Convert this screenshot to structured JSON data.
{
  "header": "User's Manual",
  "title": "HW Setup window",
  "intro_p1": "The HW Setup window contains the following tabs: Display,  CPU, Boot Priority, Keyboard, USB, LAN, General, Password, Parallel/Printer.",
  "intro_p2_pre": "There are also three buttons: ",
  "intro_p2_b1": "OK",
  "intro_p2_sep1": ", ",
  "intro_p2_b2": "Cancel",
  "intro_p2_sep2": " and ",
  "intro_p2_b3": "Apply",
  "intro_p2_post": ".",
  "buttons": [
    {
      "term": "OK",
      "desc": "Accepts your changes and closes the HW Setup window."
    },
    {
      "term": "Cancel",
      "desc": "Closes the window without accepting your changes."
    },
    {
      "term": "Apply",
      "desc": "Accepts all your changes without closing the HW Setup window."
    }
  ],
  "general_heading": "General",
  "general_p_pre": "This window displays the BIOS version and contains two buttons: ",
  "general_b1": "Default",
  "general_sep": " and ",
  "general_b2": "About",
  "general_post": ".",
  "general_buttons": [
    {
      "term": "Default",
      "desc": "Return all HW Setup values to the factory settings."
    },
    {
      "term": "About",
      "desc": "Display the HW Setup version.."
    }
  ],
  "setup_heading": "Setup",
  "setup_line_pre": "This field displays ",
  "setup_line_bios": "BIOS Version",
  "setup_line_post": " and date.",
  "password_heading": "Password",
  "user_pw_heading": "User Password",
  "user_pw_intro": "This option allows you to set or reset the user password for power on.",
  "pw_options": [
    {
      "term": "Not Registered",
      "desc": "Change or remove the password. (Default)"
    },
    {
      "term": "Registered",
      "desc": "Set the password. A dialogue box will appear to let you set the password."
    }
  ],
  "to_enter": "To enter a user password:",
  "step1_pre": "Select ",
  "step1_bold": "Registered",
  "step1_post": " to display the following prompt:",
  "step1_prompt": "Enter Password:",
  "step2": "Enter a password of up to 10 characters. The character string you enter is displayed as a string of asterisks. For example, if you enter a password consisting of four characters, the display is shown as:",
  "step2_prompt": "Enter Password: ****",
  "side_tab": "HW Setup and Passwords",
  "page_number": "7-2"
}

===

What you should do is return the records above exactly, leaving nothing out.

Convert this screenshot to structured JSON data.
{
  "header": "User's Manual",
  "title": "HW Setup window",
  "intro_p1": "The HW Setup window contains the following tabs: Display,  CPU, Boot Priority, Keyboard, USB, LAN, General, Password, Parallel/Printer.",
  "intro_p2_pre": "There are also three buttons: ",
  "intro_p2_b1": "OK",
  "intro_p2_sep1": ", ",
  "intro_p2_b2": "Cancel",
  "intro_p2_sep2": " and ",
  "intro_p2_b3": "Apply",
  "intro_p2_post": ".",
  "buttons": [
    {
      "term": "OK",
      "desc": "Accepts your changes and closes the HW Setup window."
    },
    {
      "term": "Cancel",
      "desc": "Closes the window without accepting your changes."
    },
    {
      "term": "Apply",
      "desc": "Accepts all your changes without closing the HW Setup window."
    }
  ],
  "general_heading": "General",
  "general_p_pre": "This window displays the BIOS version and contains two buttons: ",
  "general_b1": "Default",
  "general_sep": " and ",
  "general_b2": "About",
  "general_post": ".",
  "general_buttons": [
    {
      "term": "Default",
      "desc": "Return all HW Setup values to the factory settings."
    },
    {
      "term": "About",
      "desc": "Display the HW Setup version.."
    }
  ],
  "setup_heading": "Setup",
  "setup_line_pre": "This field displays ",
  "setup_line_bios": "BIOS Version",
  "setup_line_post": " and date.",
  "password_heading": "Password",
  "user_pw_heading": "User Password",
  "user_pw_intro": "This option allows you to set or reset the user password for power on.",
  "pw_options": [
    {
      "term": "Not Registered",
      "desc": "Change or remove the password. (Default)"
    },
    {
      "term": "Registered",
      "desc": "Set the password. A dialogue box will appear to let you set the password."
    }
  ],
  "to_enter": "To enter a user password:",
  "step1_pre": "Select ",
  "step1_bold": "Registered",
  "step1_post": " to display the following prompt:",
  "step1_prompt": "Enter Password:",
  "step2": "Enter a password of up to 10 characters. The character string you enter is displayed as a string of asterisks. For example, if you enter a password consisting of four characters, the display is shown as:",
  "step2_prompt": "Enter Password: ****",
  "side_tab": "HW Setup and Passwords",
  "page_number": "7-2"
}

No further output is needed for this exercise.